== Data ==
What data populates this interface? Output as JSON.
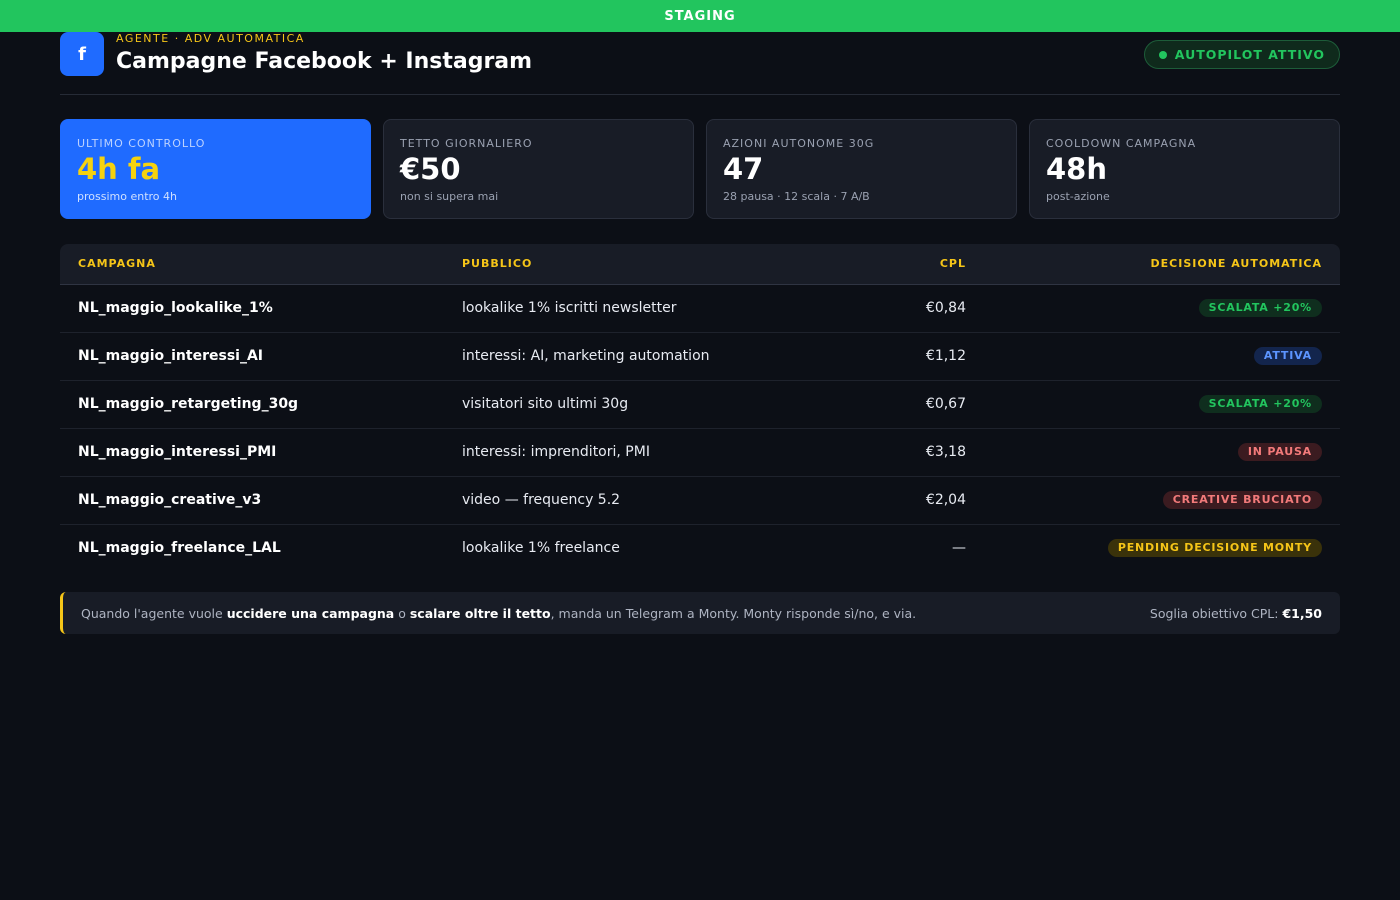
{
  "env_banner": "STAGING",
  "header": {
    "logo_letter": "f",
    "eyebrow": "AGENTE · ADV AUTOMATICA",
    "title": "Campagne Facebook + Instagram",
    "status_pill": "AUTOPILOT ATTIVO"
  },
  "cards": [
    {
      "label": "ULTIMO CONTROLLO",
      "value": "4h fa",
      "sub": "prossimo entro 4h"
    },
    {
      "label": "TETTO GIORNALIERO",
      "value": "€50",
      "sub": "non si supera mai"
    },
    {
      "label": "AZIONI AUTONOME 30G",
      "value": "47",
      "sub": "28 pausa · 12 scala · 7 A/B"
    },
    {
      "label": "COOLDOWN CAMPAGNA",
      "value": "48h",
      "sub": "post-azione"
    }
  ],
  "table": {
    "headers": {
      "campaign": "CAMPAGNA",
      "audience": "PUBBLICO",
      "cpl": "CPL",
      "decision": "DECISIONE AUTOMATICA"
    },
    "rows": [
      {
        "campaign": "NL_maggio_lookalike_1%",
        "audience": "lookalike 1% iscritti newsletter",
        "cpl": "€0,84",
        "decision": "SCALATA +20%"
      },
      {
        "campaign": "NL_maggio_interessi_AI",
        "audience": "interessi: AI, marketing automation",
        "cpl": "€1,12",
        "decision": "ATTIVA"
      },
      {
        "campaign": "NL_maggio_retargeting_30g",
        "audience": "visitatori sito ultimi 30g",
        "cpl": "€0,67",
        "decision": "SCALATA +20%"
      },
      {
        "campaign": "NL_maggio_interessi_PMI",
        "audience": "interessi: imprenditori, PMI",
        "cpl": "€3,18",
        "decision": "IN PAUSA"
      },
      {
        "campaign": "NL_maggio_creative_v3",
        "audience": "video — frequency 5.2",
        "cpl": "€2,04",
        "decision": "CREATIVE BRUCIATO"
      },
      {
        "campaign": "NL_maggio_freelance_LAL",
        "audience": "lookalike 1% freelance",
        "cpl": "—",
        "decision": "PENDING DECISIONE MONTY"
      }
    ]
  },
  "notice": {
    "t1": "Quando l'agente vuole ",
    "b1": "uccidere una campagna",
    "t2": " o ",
    "b2": "scalare oltre il tetto",
    "t3": ", manda un Telegram a Monty. Monty risponde sì/no, e via.",
    "threshold_label": "Soglia obiettivo CPL: ",
    "threshold_value": "€1,50"
  },
  "colors": {
    "accent_blue": "#1f6bff",
    "accent_yellow": "#f5c518",
    "success_green": "#22c55e",
    "danger_red": "#f27a7a",
    "background": "#0c0f16"
  }
}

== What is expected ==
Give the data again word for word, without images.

== Worked solution ==
What data populates this interface? Output as JSON.
{
  "env_banner": "STAGING",
  "header": {
    "logo_letter": "f",
    "eyebrow": "AGENTE · ADV AUTOMATICA",
    "title": "Campagne Facebook + Instagram",
    "status_pill": "AUTOPILOT ATTIVO"
  },
  "cards": [
    {
      "label": "ULTIMO CONTROLLO",
      "value": "4h fa",
      "sub": "prossimo entro 4h"
    },
    {
      "label": "TETTO GIORNALIERO",
      "value": "€50",
      "sub": "non si supera mai"
    },
    {
      "label": "AZIONI AUTONOME 30G",
      "value": "47",
      "sub": "28 pausa · 12 scala · 7 A/B"
    },
    {
      "label": "COOLDOWN CAMPAGNA",
      "value": "48h",
      "sub": "post-azione"
    }
  ],
  "table": {
    "headers": {
      "campaign": "CAMPAGNA",
      "audience": "PUBBLICO",
      "cpl": "CPL",
      "decision": "DECISIONE AUTOMATICA"
    },
    "rows": [
      {
        "campaign": "NL_maggio_lookalike_1%",
        "audience": "lookalike 1% iscritti newsletter",
        "cpl": "€0,84",
        "decision": "SCALATA +20%"
      },
      {
        "campaign": "NL_maggio_interessi_AI",
        "audience": "interessi: AI, marketing automation",
        "cpl": "€1,12",
        "decision": "ATTIVA"
      },
      {
        "campaign": "NL_maggio_retargeting_30g",
        "audience": "visitatori sito ultimi 30g",
        "cpl": "€0,67",
        "decision": "SCALATA +20%"
      },
      {
        "campaign": "NL_maggio_interessi_PMI",
        "audience": "interessi: imprenditori, PMI",
        "cpl": "€3,18",
        "decision": "IN PAUSA"
      },
      {
        "campaign": "NL_maggio_creative_v3",
        "audience": "video — frequency 5.2",
        "cpl": "€2,04",
        "decision": "CREATIVE BRUCIATO"
      },
      {
        "campaign": "NL_maggio_freelance_LAL",
        "audience": "lookalike 1% freelance",
        "cpl": "—",
        "decision": "PENDING DECISIONE MONTY"
      }
    ]
  },
  "notice": {
    "t1": "Quando l'agente vuole ",
    "b1": "uccidere una campagna",
    "t2": " o ",
    "b2": "scalare oltre il tetto",
    "t3": ", manda un Telegram a Monty. Monty risponde sì/no, e via.",
    "threshold_label": "Soglia obiettivo CPL: ",
    "threshold_value": "€1,50"
  },
  "colors": {
    "accent_blue": "#1f6bff",
    "accent_yellow": "#f5c518",
    "success_green": "#22c55e",
    "danger_red": "#f27a7a",
    "background": "#0c0f16"
  }
}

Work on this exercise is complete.